◆ TASK PROMPT: The expected output is the data below, character for character, without its pictures.

◆ EXERCISE INPUTS:

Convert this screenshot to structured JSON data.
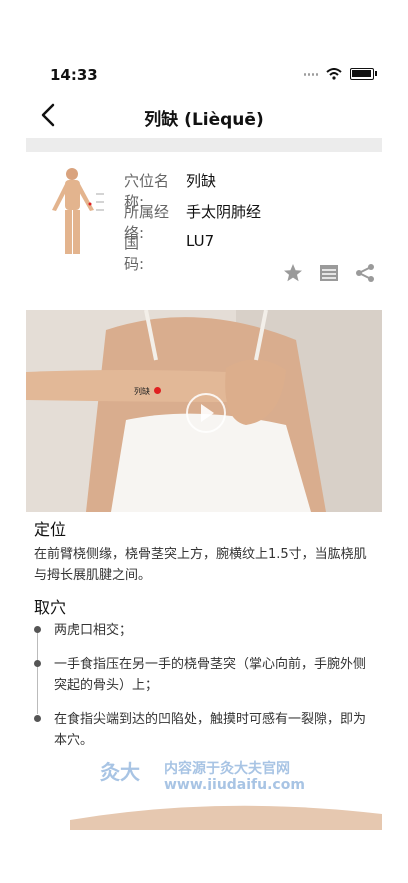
{
  "status": {
    "time": "14:33"
  },
  "header": {
    "title": "列缺 (Lièquē)"
  },
  "info": {
    "name_label": "穴位名称:",
    "name_value": "列缺",
    "meridian_label": "所属经络:",
    "meridian_value": "手太阴肺经",
    "code_label": "国　　码:",
    "code_value": "LU7"
  },
  "video": {
    "point_label": "列缺"
  },
  "section1": {
    "heading": "定位",
    "text": "在前臂桡侧缘，桡骨茎突上方，腕横纹上1.5寸，当肱桡肌与拇长展肌腱之间。"
  },
  "section2": {
    "heading": "取穴",
    "steps": [
      "两虎口相交；",
      "一手食指压在另一手的桡骨茎突（掌心向前，手腕外侧突起的骨头）上；",
      "在食指尖端到达的凹陷处，触摸时可感有一裂隙，即为本穴。"
    ]
  },
  "watermark": {
    "logo": "灸大夫",
    "line1": "内容源于灸大夫官网",
    "line2": "www.jiudaifu.com"
  },
  "icons": {
    "back": "chevron-left-icon",
    "star": "star-icon",
    "list": "list-icon",
    "share": "share-icon"
  }
}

◆ EXERCISE ANSWER:
Convert this screenshot to structured JSON data.
{
  "status": {
    "time": "14:33"
  },
  "header": {
    "title": "列缺 (Lièquē)"
  },
  "info": {
    "name_label": "穴位名称:",
    "name_value": "列缺",
    "meridian_label": "所属经络:",
    "meridian_value": "手太阴肺经",
    "code_label": "国　　码:",
    "code_value": "LU7"
  },
  "video": {
    "point_label": "列缺"
  },
  "section1": {
    "heading": "定位",
    "text": "在前臂桡侧缘，桡骨茎突上方，腕横纹上1.5寸，当肱桡肌与拇长展肌腱之间。"
  },
  "section2": {
    "heading": "取穴",
    "steps": [
      "两虎口相交；",
      "一手食指压在另一手的桡骨茎突（掌心向前，手腕外侧突起的骨头）上；",
      "在食指尖端到达的凹陷处，触摸时可感有一裂隙，即为本穴。"
    ]
  },
  "watermark": {
    "logo": "灸大夫",
    "line1": "内容源于灸大夫官网",
    "line2": "www.jiudaifu.com"
  },
  "icons": {
    "back": "chevron-left-icon",
    "star": "star-icon",
    "list": "list-icon",
    "share": "share-icon"
  }
}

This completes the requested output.